Exercise directions => Your output should be every line below, copied exactly.
[Data section — start]
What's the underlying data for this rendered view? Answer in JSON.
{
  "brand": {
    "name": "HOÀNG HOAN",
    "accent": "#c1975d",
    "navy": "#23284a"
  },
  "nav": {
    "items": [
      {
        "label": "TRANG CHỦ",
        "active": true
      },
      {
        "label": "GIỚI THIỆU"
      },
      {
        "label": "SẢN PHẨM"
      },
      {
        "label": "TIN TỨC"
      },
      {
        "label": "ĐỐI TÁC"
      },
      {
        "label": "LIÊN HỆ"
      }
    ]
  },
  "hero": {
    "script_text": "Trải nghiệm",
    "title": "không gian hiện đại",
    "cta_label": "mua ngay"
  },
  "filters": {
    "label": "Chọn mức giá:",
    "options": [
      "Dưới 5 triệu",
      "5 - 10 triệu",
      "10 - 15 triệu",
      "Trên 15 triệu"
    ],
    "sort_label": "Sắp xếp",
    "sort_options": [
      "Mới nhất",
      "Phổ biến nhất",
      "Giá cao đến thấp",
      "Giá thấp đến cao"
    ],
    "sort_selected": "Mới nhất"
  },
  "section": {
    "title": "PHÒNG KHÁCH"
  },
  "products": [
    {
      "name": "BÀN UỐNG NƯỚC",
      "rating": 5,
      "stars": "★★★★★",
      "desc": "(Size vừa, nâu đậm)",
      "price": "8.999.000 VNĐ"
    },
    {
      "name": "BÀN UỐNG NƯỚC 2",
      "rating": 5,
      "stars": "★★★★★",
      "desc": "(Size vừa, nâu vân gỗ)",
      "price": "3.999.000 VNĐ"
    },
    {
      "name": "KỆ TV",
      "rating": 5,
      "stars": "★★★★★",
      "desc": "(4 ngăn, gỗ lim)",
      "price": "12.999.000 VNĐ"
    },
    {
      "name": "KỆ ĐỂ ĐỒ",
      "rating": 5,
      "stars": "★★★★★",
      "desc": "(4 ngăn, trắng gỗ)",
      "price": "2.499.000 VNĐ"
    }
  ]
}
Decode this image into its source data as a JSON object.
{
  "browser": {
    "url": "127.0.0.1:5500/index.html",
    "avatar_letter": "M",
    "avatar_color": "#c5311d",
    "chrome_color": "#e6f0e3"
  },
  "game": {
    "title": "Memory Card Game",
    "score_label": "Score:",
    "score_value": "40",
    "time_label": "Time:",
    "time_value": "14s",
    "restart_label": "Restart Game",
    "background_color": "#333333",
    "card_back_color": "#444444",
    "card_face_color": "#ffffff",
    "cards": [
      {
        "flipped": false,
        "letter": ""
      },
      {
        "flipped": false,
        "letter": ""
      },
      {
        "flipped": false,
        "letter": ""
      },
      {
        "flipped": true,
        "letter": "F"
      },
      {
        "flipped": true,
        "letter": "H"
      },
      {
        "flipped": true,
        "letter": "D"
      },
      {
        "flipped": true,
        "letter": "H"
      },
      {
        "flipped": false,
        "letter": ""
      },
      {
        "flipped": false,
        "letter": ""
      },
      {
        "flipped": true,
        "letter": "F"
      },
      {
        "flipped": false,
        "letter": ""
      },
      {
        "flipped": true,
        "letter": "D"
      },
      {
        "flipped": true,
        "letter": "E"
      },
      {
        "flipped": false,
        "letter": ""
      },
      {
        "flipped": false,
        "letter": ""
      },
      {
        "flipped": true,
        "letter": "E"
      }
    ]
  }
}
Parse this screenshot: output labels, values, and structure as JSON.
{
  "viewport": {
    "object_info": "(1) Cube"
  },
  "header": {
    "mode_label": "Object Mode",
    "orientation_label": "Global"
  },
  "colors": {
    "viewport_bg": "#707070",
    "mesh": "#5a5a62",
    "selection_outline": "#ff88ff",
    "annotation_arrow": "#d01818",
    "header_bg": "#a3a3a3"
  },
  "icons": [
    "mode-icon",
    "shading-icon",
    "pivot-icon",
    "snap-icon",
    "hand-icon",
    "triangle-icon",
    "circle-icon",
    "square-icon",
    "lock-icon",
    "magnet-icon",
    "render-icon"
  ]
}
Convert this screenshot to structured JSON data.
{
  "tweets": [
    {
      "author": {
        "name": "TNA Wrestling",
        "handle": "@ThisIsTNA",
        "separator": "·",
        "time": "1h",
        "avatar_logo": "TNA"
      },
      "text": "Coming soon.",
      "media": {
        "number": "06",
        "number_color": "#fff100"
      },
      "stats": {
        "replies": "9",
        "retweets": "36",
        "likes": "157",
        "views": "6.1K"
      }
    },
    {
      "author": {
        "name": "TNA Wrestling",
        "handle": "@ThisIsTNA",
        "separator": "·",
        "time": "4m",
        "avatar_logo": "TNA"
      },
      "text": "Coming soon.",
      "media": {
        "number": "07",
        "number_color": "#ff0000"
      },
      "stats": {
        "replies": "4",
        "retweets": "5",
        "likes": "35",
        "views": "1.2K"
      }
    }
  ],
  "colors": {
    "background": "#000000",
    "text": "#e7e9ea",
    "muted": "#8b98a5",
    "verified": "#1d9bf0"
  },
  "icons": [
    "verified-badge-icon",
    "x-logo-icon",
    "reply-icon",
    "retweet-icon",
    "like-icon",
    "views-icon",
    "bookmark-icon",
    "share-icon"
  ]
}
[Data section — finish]
Output below =>
What's the underlying data for this rendered view? Answer in JSON.
{
  "brand": {
    "name": "HOÀNG HOAN",
    "accent": "#c1975d",
    "navy": "#23284a"
  },
  "nav": {
    "items": [
      {
        "label": "TRANG CHỦ",
        "active": true
      },
      {
        "label": "GIỚI THIỆU"
      },
      {
        "label": "SẢN PHẨM"
      },
      {
        "label": "TIN TỨC"
      },
      {
        "label": "ĐỐI TÁC"
      },
      {
        "label": "LIÊN HỆ"
      }
    ]
  },
  "hero": {
    "script_text": "Trải nghiệm",
    "title": "không gian hiện đại",
    "cta_label": "mua ngay"
  },
  "filters": {
    "label": "Chọn mức giá:",
    "options": [
      "Dưới 5 triệu",
      "5 - 10 triệu",
      "10 - 15 triệu",
      "Trên 15 triệu"
    ],
    "sort_label": "Sắp xếp",
    "sort_options": [
      "Mới nhất",
      "Phổ biến nhất",
      "Giá cao đến thấp",
      "Giá thấp đến cao"
    ],
    "sort_selected": "Mới nhất"
  },
  "section": {
    "title": "PHÒNG KHÁCH"
  },
  "products": [
    {
      "name": "BÀN UỐNG NƯỚC",
      "rating": 5,
      "stars": "★★★★★",
      "desc": "(Size vừa, nâu đậm)",
      "price": "8.999.000 VNĐ"
    },
    {
      "name": "BÀN UỐNG NƯỚC 2",
      "rating": 5,
      "stars": "★★★★★",
      "desc": "(Size vừa, nâu vân gỗ)",
      "price": "3.999.000 VNĐ"
    },
    {
      "name": "KỆ TV",
      "rating": 5,
      "stars": "★★★★★",
      "desc": "(4 ngăn, gỗ lim)",
      "price": "12.999.000 VNĐ"
    },
    {
      "name": "KỆ ĐỂ ĐỒ",
      "rating": 5,
      "stars": "★★★★★",
      "desc": "(4 ngăn, trắng gỗ)",
      "price": "2.499.000 VNĐ"
    }
  ]
}
Decode this image into its source data as a JSON object.
{
  "browser": {
    "url": "127.0.0.1:5500/index.html",
    "avatar_letter": "M",
    "avatar_color": "#c5311d",
    "chrome_color": "#e6f0e3"
  },
  "game": {
    "title": "Memory Card Game",
    "score_label": "Score:",
    "score_value": "40",
    "time_label": "Time:",
    "time_value": "14s",
    "restart_label": "Restart Game",
    "background_color": "#333333",
    "card_back_color": "#444444",
    "card_face_color": "#ffffff",
    "cards": [
      {
        "flipped": false,
        "letter": ""
      },
      {
        "flipped": false,
        "letter": ""
      },
      {
        "flipped": false,
        "letter": ""
      },
      {
        "flipped": true,
        "letter": "F"
      },
      {
        "flipped": true,
        "letter": "H"
      },
      {
        "flipped": true,
        "letter": "D"
      },
      {
        "flipped": true,
        "letter": "H"
      },
      {
        "flipped": false,
        "letter": ""
      },
      {
        "flipped": false,
        "letter": ""
      },
      {
        "flipped": true,
        "letter": "F"
      },
      {
        "flipped": false,
        "letter": ""
      },
      {
        "flipped": true,
        "letter": "D"
      },
      {
        "flipped": true,
        "letter": "E"
      },
      {
        "flipped": false,
        "letter": ""
      },
      {
        "flipped": false,
        "letter": ""
      },
      {
        "flipped": true,
        "letter": "E"
      }
    ]
  }
}
Parse this screenshot: output labels, values, and structure as JSON.
{
  "viewport": {
    "object_info": "(1) Cube"
  },
  "header": {
    "mode_label": "Object Mode",
    "orientation_label": "Global"
  },
  "colors": {
    "viewport_bg": "#707070",
    "mesh": "#5a5a62",
    "selection_outline": "#ff88ff",
    "annotation_arrow": "#d01818",
    "header_bg": "#a3a3a3"
  },
  "icons": [
    "mode-icon",
    "shading-icon",
    "pivot-icon",
    "snap-icon",
    "hand-icon",
    "triangle-icon",
    "circle-icon",
    "square-icon",
    "lock-icon",
    "magnet-icon",
    "render-icon"
  ]
}
Convert this screenshot to structured JSON data.
{
  "tweets": [
    {
      "author": {
        "name": "TNA Wrestling",
        "handle": "@ThisIsTNA",
        "separator": "·",
        "time": "1h",
        "avatar_logo": "TNA"
      },
      "text": "Coming soon.",
      "media": {
        "number": "06",
        "number_color": "#fff100"
      },
      "stats": {
        "replies": "9",
        "retweets": "36",
        "likes": "157",
        "views": "6.1K"
      }
    },
    {
      "author": {
        "name": "TNA Wrestling",
        "handle": "@ThisIsTNA",
        "separator": "·",
        "time": "4m",
        "avatar_logo": "TNA"
      },
      "text": "Coming soon.",
      "media": {
        "number": "07",
        "number_color": "#ff0000"
      },
      "stats": {
        "replies": "4",
        "retweets": "5",
        "likes": "35",
        "views": "1.2K"
      }
    }
  ],
  "colors": {
    "background": "#000000",
    "text": "#e7e9ea",
    "muted": "#8b98a5",
    "verified": "#1d9bf0"
  },
  "icons": [
    "verified-badge-icon",
    "x-logo-icon",
    "reply-icon",
    "retweet-icon",
    "like-icon",
    "views-icon",
    "bookmark-icon",
    "share-icon"
  ]
}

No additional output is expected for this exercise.